Work instruction
Reprint every entry, character for character.

Given information
○ ○ ○
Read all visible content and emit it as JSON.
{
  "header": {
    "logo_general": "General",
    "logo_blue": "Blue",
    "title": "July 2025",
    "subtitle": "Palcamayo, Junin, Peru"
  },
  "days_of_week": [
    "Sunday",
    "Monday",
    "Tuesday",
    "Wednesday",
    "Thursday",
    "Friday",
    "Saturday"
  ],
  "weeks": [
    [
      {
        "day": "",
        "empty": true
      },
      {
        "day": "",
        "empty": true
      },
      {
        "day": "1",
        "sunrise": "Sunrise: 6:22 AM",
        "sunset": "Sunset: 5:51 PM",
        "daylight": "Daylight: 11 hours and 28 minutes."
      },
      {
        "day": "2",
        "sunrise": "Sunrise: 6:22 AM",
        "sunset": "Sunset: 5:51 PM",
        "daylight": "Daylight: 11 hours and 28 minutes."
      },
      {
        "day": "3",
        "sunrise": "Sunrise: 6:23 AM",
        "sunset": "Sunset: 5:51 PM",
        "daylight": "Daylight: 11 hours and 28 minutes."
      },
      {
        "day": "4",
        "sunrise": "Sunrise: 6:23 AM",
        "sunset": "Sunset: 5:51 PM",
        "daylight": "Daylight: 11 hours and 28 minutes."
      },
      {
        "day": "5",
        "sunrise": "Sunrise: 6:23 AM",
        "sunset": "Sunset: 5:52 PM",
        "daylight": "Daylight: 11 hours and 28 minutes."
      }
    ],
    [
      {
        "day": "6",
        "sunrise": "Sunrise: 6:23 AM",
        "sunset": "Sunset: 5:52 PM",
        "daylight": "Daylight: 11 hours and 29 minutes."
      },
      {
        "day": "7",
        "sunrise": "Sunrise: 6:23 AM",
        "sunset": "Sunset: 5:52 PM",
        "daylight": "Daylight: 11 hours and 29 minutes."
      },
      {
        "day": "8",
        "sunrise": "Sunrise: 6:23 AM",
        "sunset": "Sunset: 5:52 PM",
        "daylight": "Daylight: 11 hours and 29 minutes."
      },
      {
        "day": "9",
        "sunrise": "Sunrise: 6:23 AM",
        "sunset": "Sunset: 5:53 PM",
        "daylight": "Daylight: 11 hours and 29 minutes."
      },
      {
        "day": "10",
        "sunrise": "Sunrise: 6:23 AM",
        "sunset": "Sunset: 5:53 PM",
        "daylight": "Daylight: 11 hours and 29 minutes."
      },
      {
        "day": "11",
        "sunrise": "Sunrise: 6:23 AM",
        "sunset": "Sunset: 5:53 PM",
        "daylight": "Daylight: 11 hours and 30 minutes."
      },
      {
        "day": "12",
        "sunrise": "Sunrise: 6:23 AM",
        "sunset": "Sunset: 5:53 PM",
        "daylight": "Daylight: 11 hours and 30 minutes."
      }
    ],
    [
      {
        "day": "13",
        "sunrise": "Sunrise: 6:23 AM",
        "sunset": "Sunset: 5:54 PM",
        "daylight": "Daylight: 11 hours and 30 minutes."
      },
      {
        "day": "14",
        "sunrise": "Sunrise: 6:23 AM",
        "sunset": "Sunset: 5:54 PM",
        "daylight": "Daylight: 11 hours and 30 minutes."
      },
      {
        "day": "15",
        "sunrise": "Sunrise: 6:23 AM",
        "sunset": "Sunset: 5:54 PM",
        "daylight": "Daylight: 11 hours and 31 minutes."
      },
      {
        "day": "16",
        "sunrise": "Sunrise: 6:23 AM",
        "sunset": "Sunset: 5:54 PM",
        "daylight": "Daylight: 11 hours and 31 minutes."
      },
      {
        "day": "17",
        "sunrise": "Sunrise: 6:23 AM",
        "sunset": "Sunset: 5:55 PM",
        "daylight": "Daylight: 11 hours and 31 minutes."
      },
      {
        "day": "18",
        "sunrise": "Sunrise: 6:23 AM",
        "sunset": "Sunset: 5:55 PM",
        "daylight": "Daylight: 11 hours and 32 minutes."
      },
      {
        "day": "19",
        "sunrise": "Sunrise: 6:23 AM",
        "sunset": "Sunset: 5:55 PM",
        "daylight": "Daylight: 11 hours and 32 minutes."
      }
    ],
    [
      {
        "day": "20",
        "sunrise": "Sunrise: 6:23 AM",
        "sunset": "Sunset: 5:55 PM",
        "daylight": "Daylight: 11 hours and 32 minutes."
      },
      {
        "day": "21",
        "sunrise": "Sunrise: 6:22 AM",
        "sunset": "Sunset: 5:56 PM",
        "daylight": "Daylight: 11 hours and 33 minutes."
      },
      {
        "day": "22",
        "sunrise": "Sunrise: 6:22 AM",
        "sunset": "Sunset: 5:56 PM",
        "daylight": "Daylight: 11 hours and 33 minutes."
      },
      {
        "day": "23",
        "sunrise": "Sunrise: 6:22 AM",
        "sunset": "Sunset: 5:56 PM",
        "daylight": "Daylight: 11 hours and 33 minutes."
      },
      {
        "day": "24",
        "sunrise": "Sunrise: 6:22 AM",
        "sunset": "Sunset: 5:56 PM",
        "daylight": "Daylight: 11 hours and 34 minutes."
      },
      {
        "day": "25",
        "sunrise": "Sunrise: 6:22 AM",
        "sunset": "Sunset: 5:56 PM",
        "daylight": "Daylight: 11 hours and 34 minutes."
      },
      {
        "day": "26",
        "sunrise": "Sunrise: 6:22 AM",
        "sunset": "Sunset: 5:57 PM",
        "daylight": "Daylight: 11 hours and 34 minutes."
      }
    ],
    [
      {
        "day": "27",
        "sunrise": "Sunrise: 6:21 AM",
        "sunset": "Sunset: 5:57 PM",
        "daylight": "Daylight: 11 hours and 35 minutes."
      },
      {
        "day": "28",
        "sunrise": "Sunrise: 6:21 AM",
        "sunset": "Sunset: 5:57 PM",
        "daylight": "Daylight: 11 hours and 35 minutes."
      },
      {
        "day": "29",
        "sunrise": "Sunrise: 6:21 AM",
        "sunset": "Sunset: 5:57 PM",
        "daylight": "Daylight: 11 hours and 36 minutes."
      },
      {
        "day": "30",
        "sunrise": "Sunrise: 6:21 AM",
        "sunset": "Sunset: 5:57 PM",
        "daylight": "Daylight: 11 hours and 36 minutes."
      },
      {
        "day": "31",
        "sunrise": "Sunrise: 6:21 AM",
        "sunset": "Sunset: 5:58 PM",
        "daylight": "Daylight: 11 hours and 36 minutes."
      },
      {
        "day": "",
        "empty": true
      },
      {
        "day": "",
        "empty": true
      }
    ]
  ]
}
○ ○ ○
Result for this task
Read all visible content and emit it as JSON.
{
  "header": {
    "logo_general": "General",
    "logo_blue": "Blue",
    "title": "July 2025",
    "subtitle": "Palcamayo, Junin, Peru"
  },
  "days_of_week": [
    "Sunday",
    "Monday",
    "Tuesday",
    "Wednesday",
    "Thursday",
    "Friday",
    "Saturday"
  ],
  "weeks": [
    [
      {
        "day": "",
        "empty": true
      },
      {
        "day": "",
        "empty": true
      },
      {
        "day": "1",
        "sunrise": "Sunrise: 6:22 AM",
        "sunset": "Sunset: 5:51 PM",
        "daylight": "Daylight: 11 hours and 28 minutes."
      },
      {
        "day": "2",
        "sunrise": "Sunrise: 6:22 AM",
        "sunset": "Sunset: 5:51 PM",
        "daylight": "Daylight: 11 hours and 28 minutes."
      },
      {
        "day": "3",
        "sunrise": "Sunrise: 6:23 AM",
        "sunset": "Sunset: 5:51 PM",
        "daylight": "Daylight: 11 hours and 28 minutes."
      },
      {
        "day": "4",
        "sunrise": "Sunrise: 6:23 AM",
        "sunset": "Sunset: 5:51 PM",
        "daylight": "Daylight: 11 hours and 28 minutes."
      },
      {
        "day": "5",
        "sunrise": "Sunrise: 6:23 AM",
        "sunset": "Sunset: 5:52 PM",
        "daylight": "Daylight: 11 hours and 28 minutes."
      }
    ],
    [
      {
        "day": "6",
        "sunrise": "Sunrise: 6:23 AM",
        "sunset": "Sunset: 5:52 PM",
        "daylight": "Daylight: 11 hours and 29 minutes."
      },
      {
        "day": "7",
        "sunrise": "Sunrise: 6:23 AM",
        "sunset": "Sunset: 5:52 PM",
        "daylight": "Daylight: 11 hours and 29 minutes."
      },
      {
        "day": "8",
        "sunrise": "Sunrise: 6:23 AM",
        "sunset": "Sunset: 5:52 PM",
        "daylight": "Daylight: 11 hours and 29 minutes."
      },
      {
        "day": "9",
        "sunrise": "Sunrise: 6:23 AM",
        "sunset": "Sunset: 5:53 PM",
        "daylight": "Daylight: 11 hours and 29 minutes."
      },
      {
        "day": "10",
        "sunrise": "Sunrise: 6:23 AM",
        "sunset": "Sunset: 5:53 PM",
        "daylight": "Daylight: 11 hours and 29 minutes."
      },
      {
        "day": "11",
        "sunrise": "Sunrise: 6:23 AM",
        "sunset": "Sunset: 5:53 PM",
        "daylight": "Daylight: 11 hours and 30 minutes."
      },
      {
        "day": "12",
        "sunrise": "Sunrise: 6:23 AM",
        "sunset": "Sunset: 5:53 PM",
        "daylight": "Daylight: 11 hours and 30 minutes."
      }
    ],
    [
      {
        "day": "13",
        "sunrise": "Sunrise: 6:23 AM",
        "sunset": "Sunset: 5:54 PM",
        "daylight": "Daylight: 11 hours and 30 minutes."
      },
      {
        "day": "14",
        "sunrise": "Sunrise: 6:23 AM",
        "sunset": "Sunset: 5:54 PM",
        "daylight": "Daylight: 11 hours and 30 minutes."
      },
      {
        "day": "15",
        "sunrise": "Sunrise: 6:23 AM",
        "sunset": "Sunset: 5:54 PM",
        "daylight": "Daylight: 11 hours and 31 minutes."
      },
      {
        "day": "16",
        "sunrise": "Sunrise: 6:23 AM",
        "sunset": "Sunset: 5:54 PM",
        "daylight": "Daylight: 11 hours and 31 minutes."
      },
      {
        "day": "17",
        "sunrise": "Sunrise: 6:23 AM",
        "sunset": "Sunset: 5:55 PM",
        "daylight": "Daylight: 11 hours and 31 minutes."
      },
      {
        "day": "18",
        "sunrise": "Sunrise: 6:23 AM",
        "sunset": "Sunset: 5:55 PM",
        "daylight": "Daylight: 11 hours and 32 minutes."
      },
      {
        "day": "19",
        "sunrise": "Sunrise: 6:23 AM",
        "sunset": "Sunset: 5:55 PM",
        "daylight": "Daylight: 11 hours and 32 minutes."
      }
    ],
    [
      {
        "day": "20",
        "sunrise": "Sunrise: 6:23 AM",
        "sunset": "Sunset: 5:55 PM",
        "daylight": "Daylight: 11 hours and 32 minutes."
      },
      {
        "day": "21",
        "sunrise": "Sunrise: 6:22 AM",
        "sunset": "Sunset: 5:56 PM",
        "daylight": "Daylight: 11 hours and 33 minutes."
      },
      {
        "day": "22",
        "sunrise": "Sunrise: 6:22 AM",
        "sunset": "Sunset: 5:56 PM",
        "daylight": "Daylight: 11 hours and 33 minutes."
      },
      {
        "day": "23",
        "sunrise": "Sunrise: 6:22 AM",
        "sunset": "Sunset: 5:56 PM",
        "daylight": "Daylight: 11 hours and 33 minutes."
      },
      {
        "day": "24",
        "sunrise": "Sunrise: 6:22 AM",
        "sunset": "Sunset: 5:56 PM",
        "daylight": "Daylight: 11 hours and 34 minutes."
      },
      {
        "day": "25",
        "sunrise": "Sunrise: 6:22 AM",
        "sunset": "Sunset: 5:56 PM",
        "daylight": "Daylight: 11 hours and 34 minutes."
      },
      {
        "day": "26",
        "sunrise": "Sunrise: 6:22 AM",
        "sunset": "Sunset: 5:57 PM",
        "daylight": "Daylight: 11 hours and 34 minutes."
      }
    ],
    [
      {
        "day": "27",
        "sunrise": "Sunrise: 6:21 AM",
        "sunset": "Sunset: 5:57 PM",
        "daylight": "Daylight: 11 hours and 35 minutes."
      },
      {
        "day": "28",
        "sunrise": "Sunrise: 6:21 AM",
        "sunset": "Sunset: 5:57 PM",
        "daylight": "Daylight: 11 hours and 35 minutes."
      },
      {
        "day": "29",
        "sunrise": "Sunrise: 6:21 AM",
        "sunset": "Sunset: 5:57 PM",
        "daylight": "Daylight: 11 hours and 36 minutes."
      },
      {
        "day": "30",
        "sunrise": "Sunrise: 6:21 AM",
        "sunset": "Sunset: 5:57 PM",
        "daylight": "Daylight: 11 hours and 36 minutes."
      },
      {
        "day": "31",
        "sunrise": "Sunrise: 6:21 AM",
        "sunset": "Sunset: 5:58 PM",
        "daylight": "Daylight: 11 hours and 36 minutes."
      },
      {
        "day": "",
        "empty": true
      },
      {
        "day": "",
        "empty": true
      }
    ]
  ]
}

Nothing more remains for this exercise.